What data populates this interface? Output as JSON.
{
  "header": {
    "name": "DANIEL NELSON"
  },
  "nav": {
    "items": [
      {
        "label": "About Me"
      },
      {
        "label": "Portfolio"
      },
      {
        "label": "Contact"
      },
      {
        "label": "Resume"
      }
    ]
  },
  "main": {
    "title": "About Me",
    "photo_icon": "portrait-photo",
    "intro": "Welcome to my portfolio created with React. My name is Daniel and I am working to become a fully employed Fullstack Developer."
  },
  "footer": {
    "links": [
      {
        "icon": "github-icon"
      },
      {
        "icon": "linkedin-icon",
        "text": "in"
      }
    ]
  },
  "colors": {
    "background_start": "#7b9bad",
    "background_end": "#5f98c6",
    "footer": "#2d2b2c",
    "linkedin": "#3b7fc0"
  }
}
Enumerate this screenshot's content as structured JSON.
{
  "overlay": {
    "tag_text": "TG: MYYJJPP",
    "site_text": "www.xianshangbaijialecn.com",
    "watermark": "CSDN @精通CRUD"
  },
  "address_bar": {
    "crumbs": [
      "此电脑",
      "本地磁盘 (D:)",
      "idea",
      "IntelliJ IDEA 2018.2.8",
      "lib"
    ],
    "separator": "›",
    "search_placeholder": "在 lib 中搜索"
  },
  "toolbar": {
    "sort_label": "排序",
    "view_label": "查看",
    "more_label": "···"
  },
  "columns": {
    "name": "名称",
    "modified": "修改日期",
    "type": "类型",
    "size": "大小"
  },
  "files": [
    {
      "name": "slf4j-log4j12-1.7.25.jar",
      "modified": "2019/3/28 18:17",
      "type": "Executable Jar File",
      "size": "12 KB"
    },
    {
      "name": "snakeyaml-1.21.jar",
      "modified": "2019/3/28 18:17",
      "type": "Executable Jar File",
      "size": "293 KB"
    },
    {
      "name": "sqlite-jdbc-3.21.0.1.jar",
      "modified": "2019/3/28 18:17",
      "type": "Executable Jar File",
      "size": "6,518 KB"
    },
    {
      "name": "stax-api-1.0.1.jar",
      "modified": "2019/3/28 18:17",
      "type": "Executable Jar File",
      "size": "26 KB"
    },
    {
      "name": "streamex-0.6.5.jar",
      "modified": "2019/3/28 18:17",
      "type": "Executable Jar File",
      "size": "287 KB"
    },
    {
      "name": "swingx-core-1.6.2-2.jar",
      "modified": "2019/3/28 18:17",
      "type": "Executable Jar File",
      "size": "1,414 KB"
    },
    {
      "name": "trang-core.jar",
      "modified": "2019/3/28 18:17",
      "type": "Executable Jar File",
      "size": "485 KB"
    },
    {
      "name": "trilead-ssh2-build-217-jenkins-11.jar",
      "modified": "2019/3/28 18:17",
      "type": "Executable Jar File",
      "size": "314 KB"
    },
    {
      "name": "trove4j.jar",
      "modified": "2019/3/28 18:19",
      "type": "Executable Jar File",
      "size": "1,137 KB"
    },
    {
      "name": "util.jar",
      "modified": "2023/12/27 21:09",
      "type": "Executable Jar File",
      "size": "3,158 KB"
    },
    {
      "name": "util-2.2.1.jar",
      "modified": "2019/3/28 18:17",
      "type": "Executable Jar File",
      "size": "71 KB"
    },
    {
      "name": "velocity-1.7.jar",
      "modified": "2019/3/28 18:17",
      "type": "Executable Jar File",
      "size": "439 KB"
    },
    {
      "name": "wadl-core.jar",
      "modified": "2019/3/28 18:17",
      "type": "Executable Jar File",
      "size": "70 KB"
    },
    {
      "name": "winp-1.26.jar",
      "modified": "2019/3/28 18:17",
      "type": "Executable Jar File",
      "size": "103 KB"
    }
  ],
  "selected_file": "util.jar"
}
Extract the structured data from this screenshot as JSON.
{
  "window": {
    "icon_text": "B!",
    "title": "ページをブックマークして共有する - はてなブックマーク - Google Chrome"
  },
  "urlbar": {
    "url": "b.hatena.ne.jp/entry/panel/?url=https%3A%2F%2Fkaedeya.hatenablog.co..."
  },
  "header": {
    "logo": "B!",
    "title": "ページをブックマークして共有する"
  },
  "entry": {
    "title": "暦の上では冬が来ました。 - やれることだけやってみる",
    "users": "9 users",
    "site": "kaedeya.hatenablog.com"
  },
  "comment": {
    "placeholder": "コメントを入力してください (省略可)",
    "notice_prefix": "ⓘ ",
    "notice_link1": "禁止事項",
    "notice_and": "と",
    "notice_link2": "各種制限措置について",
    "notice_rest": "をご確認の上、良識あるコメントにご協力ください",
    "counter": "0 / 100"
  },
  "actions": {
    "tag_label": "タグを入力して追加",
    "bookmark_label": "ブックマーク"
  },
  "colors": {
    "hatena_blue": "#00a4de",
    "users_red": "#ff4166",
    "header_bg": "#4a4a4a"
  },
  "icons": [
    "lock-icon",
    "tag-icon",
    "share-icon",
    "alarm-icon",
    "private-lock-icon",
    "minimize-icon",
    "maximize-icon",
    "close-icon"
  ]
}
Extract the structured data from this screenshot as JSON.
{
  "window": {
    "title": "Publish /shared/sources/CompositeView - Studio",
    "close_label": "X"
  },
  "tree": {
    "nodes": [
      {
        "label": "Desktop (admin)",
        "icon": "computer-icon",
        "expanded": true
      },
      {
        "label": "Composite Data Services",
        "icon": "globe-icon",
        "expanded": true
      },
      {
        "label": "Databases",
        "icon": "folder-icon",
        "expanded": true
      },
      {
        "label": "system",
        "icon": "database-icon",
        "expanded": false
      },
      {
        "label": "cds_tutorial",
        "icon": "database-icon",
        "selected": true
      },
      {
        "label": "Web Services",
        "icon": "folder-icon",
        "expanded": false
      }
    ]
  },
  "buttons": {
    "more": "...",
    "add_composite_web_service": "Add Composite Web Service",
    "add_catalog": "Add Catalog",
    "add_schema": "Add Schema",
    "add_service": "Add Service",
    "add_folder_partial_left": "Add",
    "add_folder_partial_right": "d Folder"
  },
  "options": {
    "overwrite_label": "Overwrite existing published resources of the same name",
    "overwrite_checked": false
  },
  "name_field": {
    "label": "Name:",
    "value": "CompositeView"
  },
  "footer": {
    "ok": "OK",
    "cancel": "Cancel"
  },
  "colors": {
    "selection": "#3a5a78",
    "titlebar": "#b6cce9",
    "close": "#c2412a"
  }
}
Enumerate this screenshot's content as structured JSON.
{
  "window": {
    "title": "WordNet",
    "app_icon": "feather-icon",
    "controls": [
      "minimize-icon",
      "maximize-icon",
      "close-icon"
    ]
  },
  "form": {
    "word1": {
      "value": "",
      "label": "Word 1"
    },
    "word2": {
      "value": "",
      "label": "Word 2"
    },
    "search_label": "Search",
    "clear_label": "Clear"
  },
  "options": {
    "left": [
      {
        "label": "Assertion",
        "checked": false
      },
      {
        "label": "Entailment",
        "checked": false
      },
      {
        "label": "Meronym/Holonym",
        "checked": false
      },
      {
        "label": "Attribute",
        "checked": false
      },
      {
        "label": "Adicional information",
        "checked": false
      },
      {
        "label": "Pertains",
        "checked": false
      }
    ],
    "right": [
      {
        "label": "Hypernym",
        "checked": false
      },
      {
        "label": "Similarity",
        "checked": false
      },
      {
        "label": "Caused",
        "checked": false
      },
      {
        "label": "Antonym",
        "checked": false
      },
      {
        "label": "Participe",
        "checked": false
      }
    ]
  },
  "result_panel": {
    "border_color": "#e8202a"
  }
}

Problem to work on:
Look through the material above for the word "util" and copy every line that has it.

Answer section:
      "name": "util.jar",
      "name": "util-2.2.1.jar",
  "selected_file": "util.jar"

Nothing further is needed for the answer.